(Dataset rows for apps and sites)
..........

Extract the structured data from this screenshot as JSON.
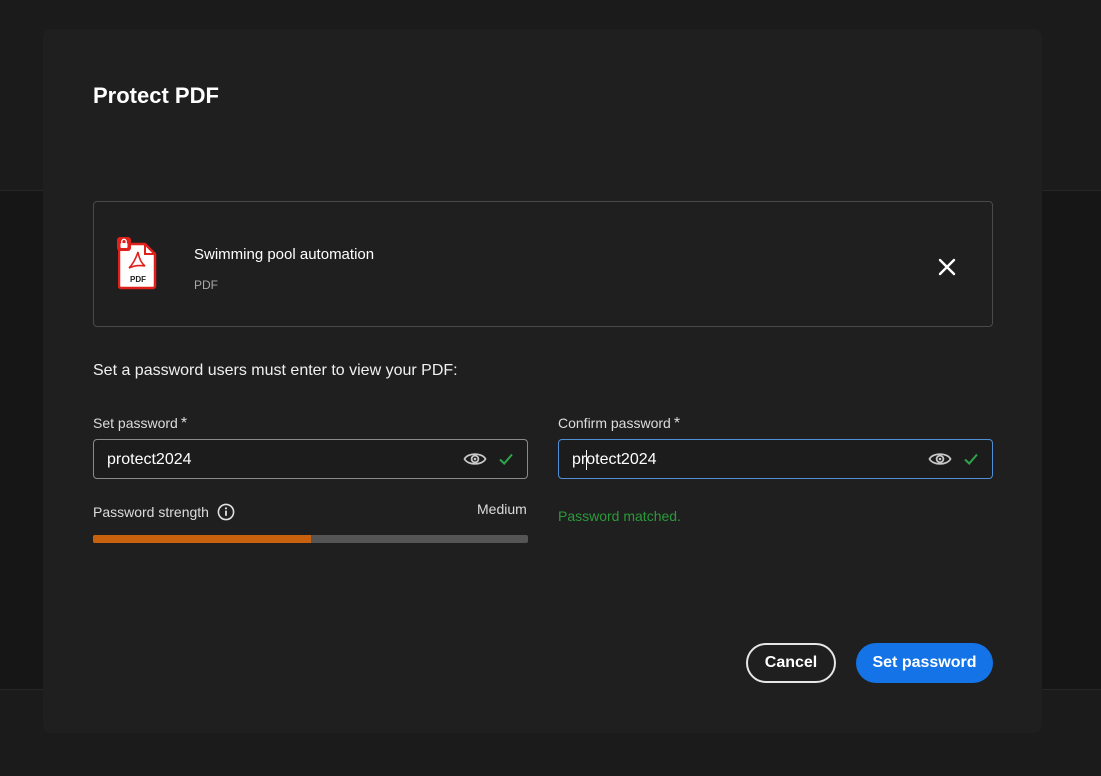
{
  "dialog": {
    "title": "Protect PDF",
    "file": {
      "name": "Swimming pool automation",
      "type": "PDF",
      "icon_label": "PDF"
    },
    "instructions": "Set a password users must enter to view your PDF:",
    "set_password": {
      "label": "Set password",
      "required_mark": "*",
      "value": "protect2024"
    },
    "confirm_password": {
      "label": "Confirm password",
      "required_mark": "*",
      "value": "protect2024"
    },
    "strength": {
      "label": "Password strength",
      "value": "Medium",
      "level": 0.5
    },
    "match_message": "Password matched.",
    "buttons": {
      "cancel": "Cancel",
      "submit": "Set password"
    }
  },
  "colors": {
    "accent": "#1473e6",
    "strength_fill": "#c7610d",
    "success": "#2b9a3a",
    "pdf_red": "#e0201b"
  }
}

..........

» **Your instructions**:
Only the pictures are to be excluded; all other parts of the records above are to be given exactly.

» **Written response**:
Extract the structured data from this screenshot as JSON.
{
  "dialog": {
    "title": "Protect PDF",
    "file": {
      "name": "Swimming pool automation",
      "type": "PDF",
      "icon_label": "PDF"
    },
    "instructions": "Set a password users must enter to view your PDF:",
    "set_password": {
      "label": "Set password",
      "required_mark": "*",
      "value": "protect2024"
    },
    "confirm_password": {
      "label": "Confirm password",
      "required_mark": "*",
      "value": "protect2024"
    },
    "strength": {
      "label": "Password strength",
      "value": "Medium",
      "level": 0.5
    },
    "match_message": "Password matched.",
    "buttons": {
      "cancel": "Cancel",
      "submit": "Set password"
    }
  },
  "colors": {
    "accent": "#1473e6",
    "strength_fill": "#c7610d",
    "success": "#2b9a3a",
    "pdf_red": "#e0201b"
  }
}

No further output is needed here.